Heralded in the 1950s as representative of a multi-faith America, the chapels at Brandeis University still stand as they were built.
The chapels at Brandeis were conceived in the 1950s in the university’s first master plan. When the chapels were commissioned in 1952 the New York firm of Harrison & Abramovitz was to design them in addition to several other campus buildings. A back and forth with the architects, administrators and students led to the three chapels – one for Jews, one for Catholics and one for Protestants.
Harlan Chapel, the Protestant chapel, was named in honor of the late Supreme Court Justice John Marshall Harlan who cast the only dissenting vote in the historical Ferguson v. Plessy Supreme Court decision that established separate but equal.
Bethlehem Chapel, the Catholic chapel was named by then Boston Archbishop Richard J. Cushing.

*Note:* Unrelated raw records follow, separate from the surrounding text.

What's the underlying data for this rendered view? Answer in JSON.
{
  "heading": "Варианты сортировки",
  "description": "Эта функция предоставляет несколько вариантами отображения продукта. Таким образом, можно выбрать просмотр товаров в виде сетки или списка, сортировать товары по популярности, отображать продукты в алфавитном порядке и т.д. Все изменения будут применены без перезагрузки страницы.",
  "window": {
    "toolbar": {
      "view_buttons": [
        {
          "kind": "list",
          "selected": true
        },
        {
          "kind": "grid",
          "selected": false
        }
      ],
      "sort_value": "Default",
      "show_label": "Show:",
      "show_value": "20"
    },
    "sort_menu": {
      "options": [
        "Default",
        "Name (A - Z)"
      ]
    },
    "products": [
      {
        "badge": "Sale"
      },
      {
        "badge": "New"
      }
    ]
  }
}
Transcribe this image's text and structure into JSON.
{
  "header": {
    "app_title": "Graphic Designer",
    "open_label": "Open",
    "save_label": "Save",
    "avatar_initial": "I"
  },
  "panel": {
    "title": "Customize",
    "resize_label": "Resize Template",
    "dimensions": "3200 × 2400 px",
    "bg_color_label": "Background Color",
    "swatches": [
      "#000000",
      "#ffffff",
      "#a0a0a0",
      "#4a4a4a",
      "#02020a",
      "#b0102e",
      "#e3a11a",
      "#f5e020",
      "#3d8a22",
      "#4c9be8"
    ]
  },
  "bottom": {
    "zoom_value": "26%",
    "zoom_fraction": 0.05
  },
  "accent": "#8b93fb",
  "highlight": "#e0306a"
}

The Berlin Jewish chapel was donated by Boston surgeon Dr. David Berlin in honor of his parents.
Heralded at the time as representative of a multi-faith America and unity in the midst of diversity, the chapels still stand as they were built. Protestant, Catholic and Jewish services take place today in all of the chapels as well as in a range of classrooms and common areas across campus.
As campus demographics changed, a Muslim prayer space was created in another area of campus in 2004. It includes an ablution area as well as social space. More recently, a Dharmic prayer space for Buddhist, Hindu and Jain students was opened in what used to be a small campus art gallery. A prayer/ meditation alcove was also designed during a building renovation in one of the graduate schools on campus.
For more information: https://www.brandeis.edu/studentlife/chaplaincy/